What Do You Think Happens Next?
So this goes on and on until one of these clue/theory combinations leads to the right theory (or one right adjacent) that sends Cal and Dot to the place where they will discover the hamster. For the story to be the most interesting, the ending should be surprising and probably funny. Sometimes I know the ending even as I’m just beginning to write. But sometimes I’m on the ride as much as the detective, and I also ask myself what I would do first. Which would lead me to checking the cage. So what would I do next? I’d think about who seems extra fond of the hamster. And on and on. In a chapter book mystery, this kind of trail of clues and the theories they produce will make the plotting almost write itself.
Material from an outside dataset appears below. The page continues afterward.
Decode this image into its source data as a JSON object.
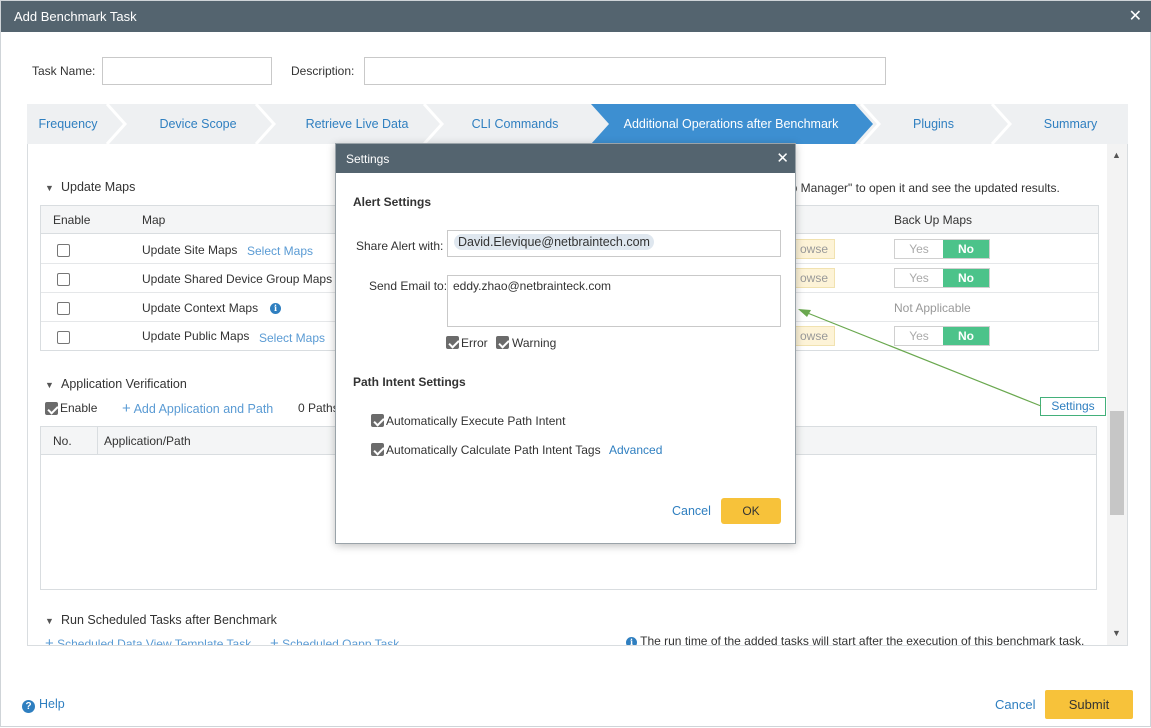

So, think about our story of The Mystery of the Missing Melvin. What should Cal do next now that he has the clue about the wastepaper basket? I would probably have him confront Benji again. And Benji would tell him that the basket was empty because Mr. Meyer emptied it a little while ago. In fact, he emptied it into a basket he was carrying, a bright blue plastic basket. And that might make Cal remember that Mr. Meyer also always cleans up the little wastepaper basket next to Melvin’s cage, a bright blue plastic basket that their teacher bought so that hamster shavings can be cleaned into it. Cal also remembers that Mr. Meyer always talks to Melvin. Maybe Mr. Meyer is the one who took the hamster because he gets lonely working all day!
So the kids, with Benji coming along (because he really does love Melvin) go in search of Mr. Meyer. They find him out in the hall next to a whole cluster of wastepaper baskets. One of the baskets is bright blue! They rush over and demand Mr. Meyer hand over Melvin. But Mr. Meyer has no idea what they’re talking about. He doesn’t have Melvin. “Did you see Melvin this morning when you took his wastepaper basket?” Cal asks. Mr. Meyer says he didn’t though he did notice that the little twist tie on the hamster’s door was chewed through, so he put on a new one.
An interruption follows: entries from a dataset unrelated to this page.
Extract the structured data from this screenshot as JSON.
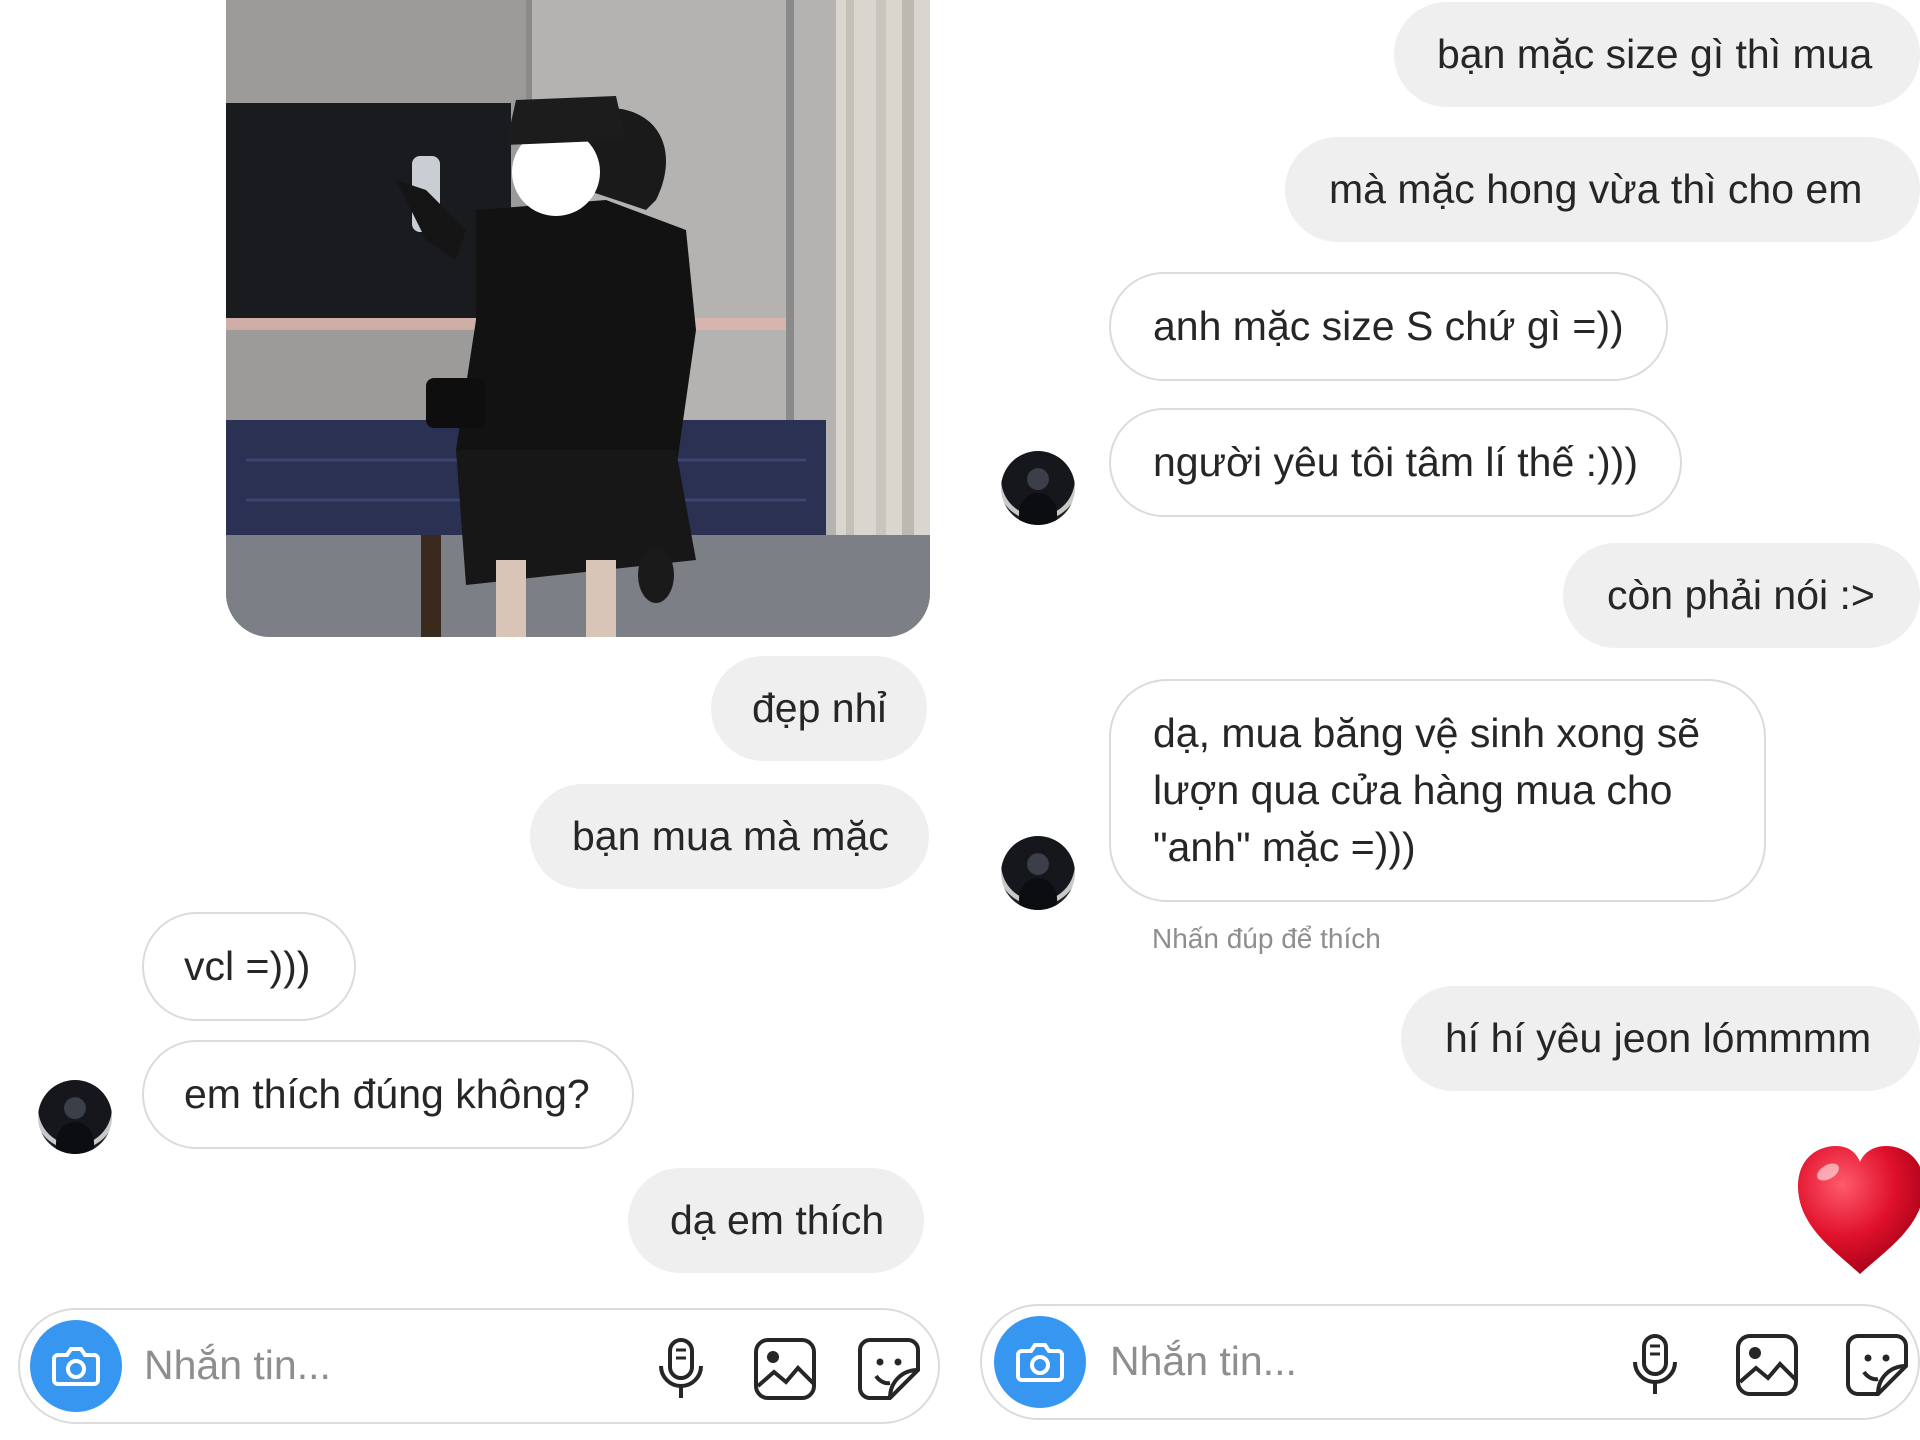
{
  "left": {
    "messages": [
      {
        "text": "đẹp nhỉ",
        "side": "out"
      },
      {
        "text": "bạn mua mà mặc",
        "side": "out"
      },
      {
        "text": "vcl =)))",
        "side": "in"
      },
      {
        "text": "em thích đúng không?",
        "side": "in"
      },
      {
        "text": "dạ em thích",
        "side": "out"
      }
    ],
    "composer": {
      "placeholder": "Nhắn tin..."
    }
  },
  "right": {
    "messages": [
      {
        "text": "bạn mặc size gì thì mua",
        "side": "out"
      },
      {
        "text": "mà mặc hong vừa thì cho em",
        "side": "out"
      },
      {
        "text": "anh mặc size S chứ gì =))",
        "side": "in"
      },
      {
        "text": "người yêu tôi tâm lí thế :)))",
        "side": "in"
      },
      {
        "text": "còn phải nói :>",
        "side": "out"
      },
      {
        "text": "dạ, mua băng vệ sinh xong sẽ lượn qua cửa hàng mua cho \"anh\" mặc =)))",
        "side": "in"
      },
      {
        "text": "hí hí yêu jeon lómmmm",
        "side": "out"
      }
    ],
    "hint": "Nhấn đúp để thích",
    "reaction": "heart-emoji",
    "composer": {
      "placeholder": "Nhắn tin..."
    }
  },
  "icons": [
    "camera-icon",
    "microphone-icon",
    "gallery-icon",
    "sticker-icon"
  ],
  "colors": {
    "outgoing_bubble": "#efefef",
    "incoming_border": "#dbdbdb",
    "camera_button": "#3797f0",
    "heart": "#e0112b"
  }
}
This new information shows Cal that his early clue was flawed. The hamster cage looked secure, which made him conclude that Calvin hadn’t escaped. But that was a false clue because it led to a bad theory. So maybe Melvin is loose and could be anywhere.
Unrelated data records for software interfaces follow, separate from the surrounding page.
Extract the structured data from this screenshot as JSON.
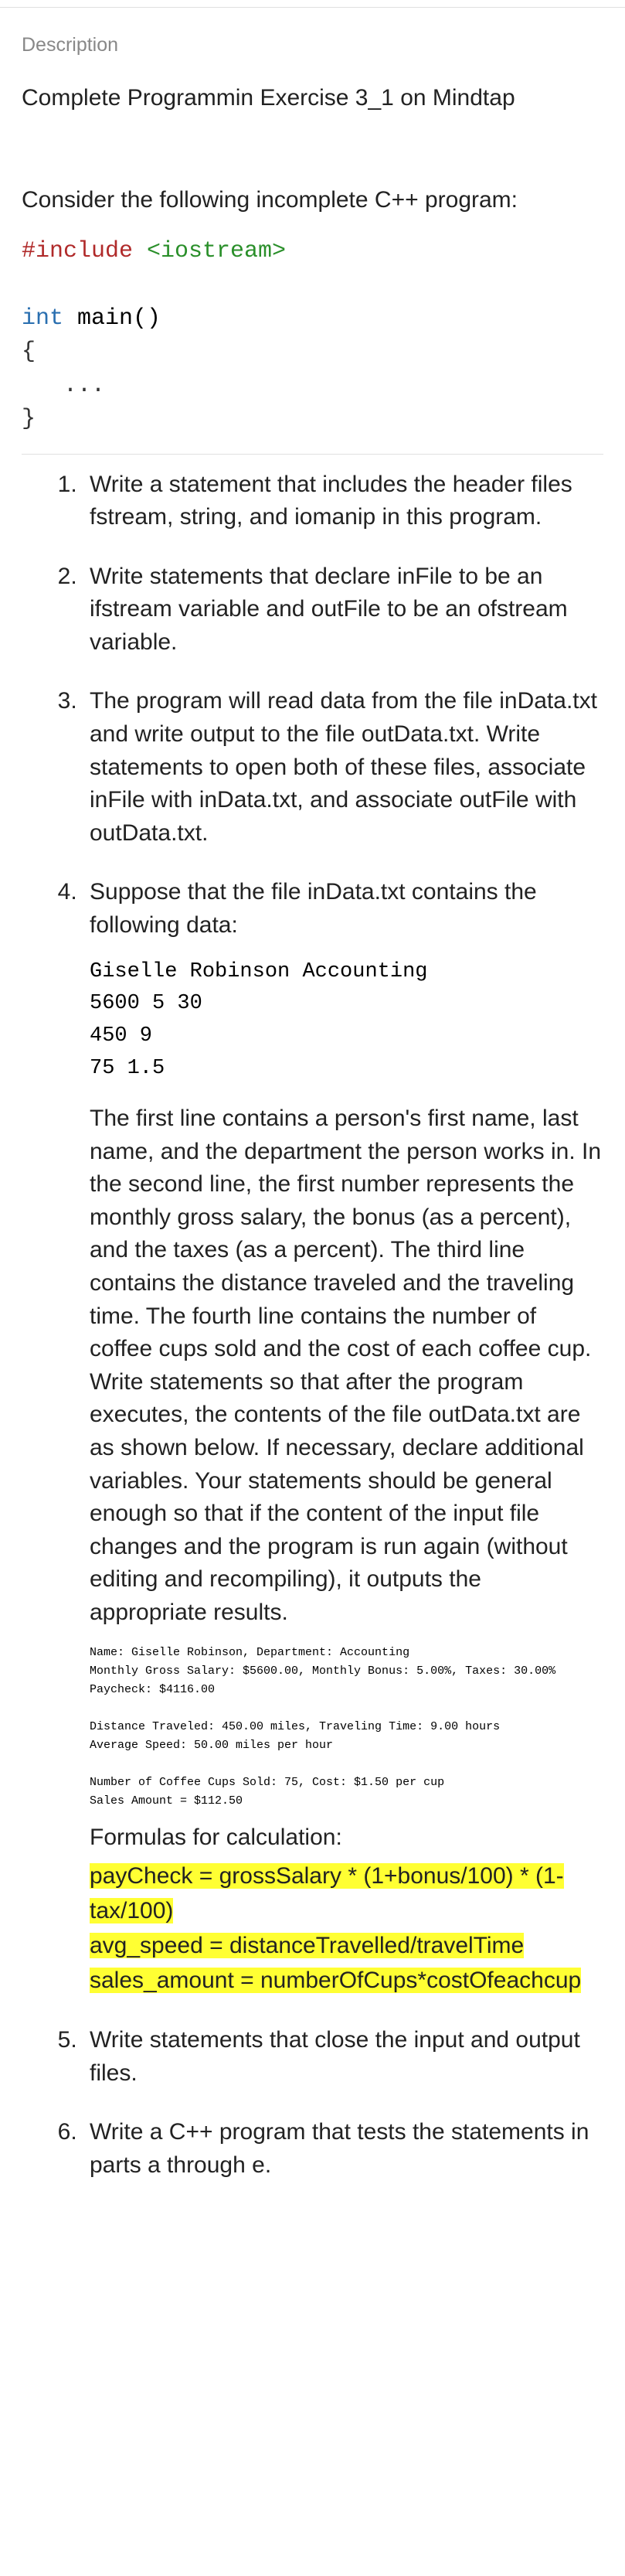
{
  "header": {
    "description_label": "Description"
  },
  "intro": "Complete Programmin Exercise 3_1 on Mindtap",
  "prompt": "Consider the following incomplete C++ program:",
  "code": {
    "line1_a": "#include",
    "line1_b": " <iostream>",
    "blank1": "",
    "line2_a": "int",
    "line2_b": " main()",
    "line3": "{",
    "line4": "   ...",
    "line5": "}"
  },
  "steps": {
    "s1": "Write a statement that includes the header files fstream, string, and iomanip in this program.",
    "s2": "Write statements that declare inFile to be an ifstream variable and outFile to be an ofstream variable.",
    "s3": "The program will read data from the file inData.txt and write output to the file outData.txt. Write statements to open both of these files, associate inFile with inData.txt, and associate outFile with outData.txt.",
    "s4_intro": "Suppose that the file inData.txt contains the following data:",
    "s4_code": "Giselle Robinson Accounting\n5600 5 30\n450 9\n75 1.5",
    "s4_body": "The first line contains a person's first name, last name, and the department the person works in. In the second line, the first number represents the monthly gross salary, the bonus (as a percent), and the taxes (as a percent). The third line contains the distance traveled and the traveling time. The fourth line contains the number of coffee cups sold and the cost of each coffee cup. Write statements so that after the program executes, the contents of the file outData.txt are as shown below. If necessary, declare additional variables. Your statements should be general enough so that if the content of the input file changes and the program is run again (without editing and recompiling), it outputs the appropriate results.",
    "s4_output": "Name: Giselle Robinson, Department: Accounting\nMonthly Gross Salary: $5600.00, Monthly Bonus: 5.00%, Taxes: 30.00%\nPaycheck: $4116.00\n\nDistance Traveled: 450.00 miles, Traveling Time: 9.00 hours\nAverage Speed: 50.00 miles per hour\n\nNumber of Coffee Cups Sold: 75, Cost: $1.50 per cup\nSales Amount = $112.50",
    "s4_formula_label": "Formulas for calculation:",
    "s4_formula1": "payCheck = grossSalary * (1+bonus/100) * (1-tax/100)",
    "s4_formula2": "avg_speed = distanceTravelled/travelTime",
    "s4_formula3": "sales_amount = numberOfCups*costOfeachcup",
    "s5": "Write statements that close the input and output files.",
    "s6": "Write a C++ program that tests the statements in parts a through e."
  }
}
The Solution––Does it Work?
Before the kids troop off, Mr. Meyer asks them to wait while he dumps the wastepaper basket from their room so they can carry it back for him. He picks up the basket and the kids all hear it rustle … a lot. Cal yelps and tells Mr. Meyer not to dump it in the big bin. They search the basket and find Melvin, blinking at them at the bottom of the basket. Then they can take their little furry friend home. [And if I really want to make all the bits of the story work well, this would also give Benji an idea for his poem.]
Now, I worked out this plot as I wrote this essay through the series of clue/theory/action steps. Notice also that the actions of the kids do matter to the ending of the story. I must always check that before accepting any ending I come up with. Without the kids to notice the scurrying in the basket, the poor hamster might have been dumped in the big bin and then taken to the dumpster and never seen again. Keep in mind how essential this one point is to every story you write: the ending must come as a result of the kids action.
So as you plot your own story, remember, the discovery of the mystery problem is the first clue. When you think of that as the first step, then you’ll find it easier to follow the clue/theory/action steps throughout the mystery. Clues will no longer feel like artificial things you have to sprinkle, but very organic, sensible part of the journey through the plot.